Deduct tax and NICs: The income tax and National Insurance contributions owed on your payrolled benefits should be deducted through the PAYE system - you'll want to ensure that the correct tax codes and calculations are applied.
Update payslips: You'll need to make sure payslips show the taxable benefits your employees have received and the corresponding tax deductions. Although those part of the payrolling scheme won't receive a P11D form for the benefits included in their pay (seeing as the tax has already been accounted for through their regular pay), you should still encourage them to review their payslips to ensure the correct tax deductions are being made.
Submit PAYE information: As part of your regular payroll process, you're required to submit the necessary PAYE information to HMRC on or before each payday.
Submit your P11D(b) form: Although you don't need to complete P11D forms for employees who are part of the payrolling benefits in kind scheme, you'll still need to submit a P11D(b) form summarising the total Class 1A NICs due on all the benefits you've provided - which we'll explain below👇
What is a P11D(b)? Are they still needed when payrolling benefits?
The short answer here is yes - you do still need to submit a P11D(b) even if you payroll your benefits.
This is because as well as paying tax on benefits, some benefits may also raise National Insurance contributions (Class 1A NI).
A P11D(b) is a form that's used to report the total amount of Class 1A National Insurance contributions (NICs) due on all the taxable benefits during the tax year.
The P11D(b) form is separate from the individual P11D forms that you'd use to report specific details of expenses and benefits provided to each employee.
While the P11D form is used to report the cash equivalent value of taxable benefits for each individual employee, the P11D(b) form is a summary report that combines all of the Class 1A NICs due.
So, even if you're payrolling benefits, you should still keep a record of the benefits you give throughout the tax year so that you can submit your P11D(b).
This must be done by 6 July after the end of the tax year.
Payrolling benefits in kind using Pento: How it works
Pento is a HMRC-recognised payroll solution that was purpose-built to make payroll management error and stress-free - combining automation with expert support.
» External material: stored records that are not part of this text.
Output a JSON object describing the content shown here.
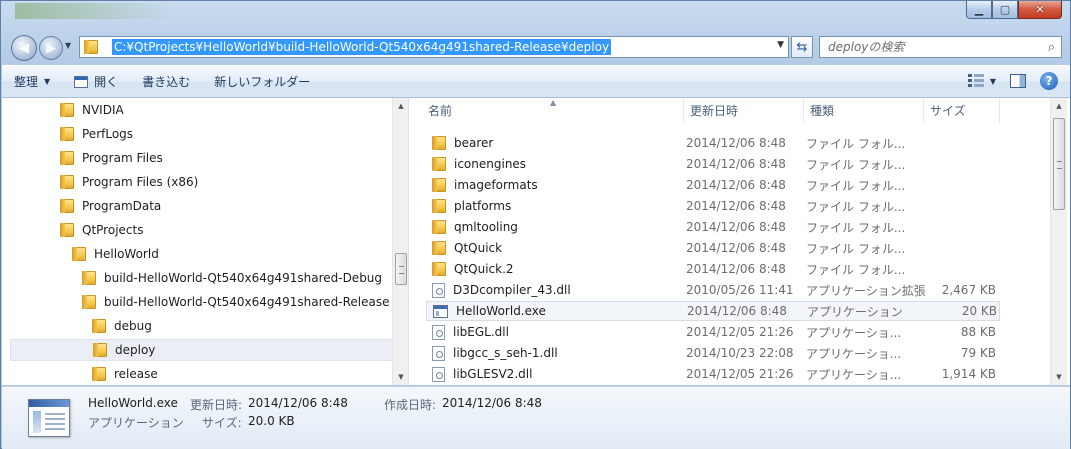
{
  "address": {
    "path": "C:¥QtProjects¥HelloWorld¥build-HelloWorld-Qt540x64g491shared-Release¥deploy"
  },
  "search": {
    "placeholder": "deployの検索"
  },
  "toolbar": {
    "organize": "整理",
    "open": "開く",
    "burn": "書き込む",
    "new_folder": "新しいフォルダー"
  },
  "tree": [
    {
      "label": "NVIDIA",
      "level": 0
    },
    {
      "label": "PerfLogs",
      "level": 0
    },
    {
      "label": "Program Files",
      "level": 0
    },
    {
      "label": "Program Files (x86)",
      "level": 0
    },
    {
      "label": "ProgramData",
      "level": 0
    },
    {
      "label": "QtProjects",
      "level": 0
    },
    {
      "label": "HelloWorld",
      "level": 1
    },
    {
      "label": "build-HelloWorld-Qt540x64g491shared-Debug",
      "level": 2
    },
    {
      "label": "build-HelloWorld-Qt540x64g491shared-Release",
      "level": 2
    },
    {
      "label": "debug",
      "level": 3
    },
    {
      "label": "deploy",
      "level": 3,
      "selected": true
    },
    {
      "label": "release",
      "level": 3
    }
  ],
  "columns": {
    "name": "名前",
    "date": "更新日時",
    "type": "種類",
    "size": "サイズ"
  },
  "files": [
    {
      "name": "bearer",
      "date": "2014/12/06 8:48",
      "type": "ファイル フォル...",
      "size": "",
      "icon": "folder"
    },
    {
      "name": "iconengines",
      "date": "2014/12/06 8:48",
      "type": "ファイル フォル...",
      "size": "",
      "icon": "folder"
    },
    {
      "name": "imageformats",
      "date": "2014/12/06 8:48",
      "type": "ファイル フォル...",
      "size": "",
      "icon": "folder"
    },
    {
      "name": "platforms",
      "date": "2014/12/06 8:48",
      "type": "ファイル フォル...",
      "size": "",
      "icon": "folder"
    },
    {
      "name": "qmltooling",
      "date": "2014/12/06 8:48",
      "type": "ファイル フォル...",
      "size": "",
      "icon": "folder"
    },
    {
      "name": "QtQuick",
      "date": "2014/12/06 8:48",
      "type": "ファイル フォル...",
      "size": "",
      "icon": "folder"
    },
    {
      "name": "QtQuick.2",
      "date": "2014/12/06 8:48",
      "type": "ファイル フォル...",
      "size": "",
      "icon": "folder"
    },
    {
      "name": "D3Dcompiler_43.dll",
      "date": "2010/05/26 11:41",
      "type": "アプリケーション拡張",
      "size": "2,467 KB",
      "icon": "dll"
    },
    {
      "name": "HelloWorld.exe",
      "date": "2014/12/06 8:48",
      "type": "アプリケーション",
      "size": "20 KB",
      "icon": "exe",
      "selected": true
    },
    {
      "name": "libEGL.dll",
      "date": "2014/12/05 21:26",
      "type": "アプリケーショ...",
      "size": "88 KB",
      "icon": "dll"
    },
    {
      "name": "libgcc_s_seh-1.dll",
      "date": "2014/10/23 22:08",
      "type": "アプリケーショ...",
      "size": "79 KB",
      "icon": "dll"
    },
    {
      "name": "libGLESV2.dll",
      "date": "2014/12/05 21:26",
      "type": "アプリケーショ...",
      "size": "1,914 KB",
      "icon": "dll"
    }
  ],
  "details": {
    "filename": "HelloWorld.exe",
    "modified_label": "更新日時:",
    "modified_value": "2014/12/06 8:48",
    "created_label": "作成日時:",
    "created_value": "2014/12/06 8:48",
    "type": "アプリケーション",
    "size_label": "サイズ:",
    "size_value": "20.0 KB"
  }
}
Using payroll software like Pento will allow you to automatically include the cash equivalent value of taxable benefits in your employees' regular pay.
If you payroll your benefits:
- Pento will calculate the cash equivalent value of your benefits
- Our automated payroll solution will deduct the appropriate income tax and NICs on any payrolled benefits in kind directly from employees' pay in real-time.
- Employees will receive payslips that show the taxable benefits they have received and the corresponding tax deductions.
- Pento generates reports, including payroll reports and summaries of payrolled benefits.
Or if you use P11Ds:
If you report benefits via P11D with Pento, you can sit back and relax as it's all taken care of...
- Final P11Ds will be sent to all employees via email or added in your
HRIS (if you use HiBob or BambooHR)
- P11Ds and P11D(b)s have now been reported to HMRC
- Submit P11Ds to employees without a National Insurance number
Payrolling benefits FAQ
What does payrolling a benefit mean?
Payrolling benefits is the practice of including the cash equivalent of employees' taxable benefits in their regular payroll calculations instead of reporting them via a P11D at the end of each tax year.
Is payrolling benefits compulsory?
Payrolling benefits in kind is not compulsory. However, you do need to report on the benefits you provide to your employees. If you're not using the payrolling scheme, you'll need to submit P11Ds instead for each employee.
Do payrolled benefits go on P11D forms?
No - if you choose to payroll benefits in kind, the cash equivalent value of the taxable benefits is included in your employees' regular PAYE system. You will, however, still need to submit a P11D(b) forms to pay NICs on these benefits.
Payrolling benefits in kind vs P11Ds: A quick summary 🎥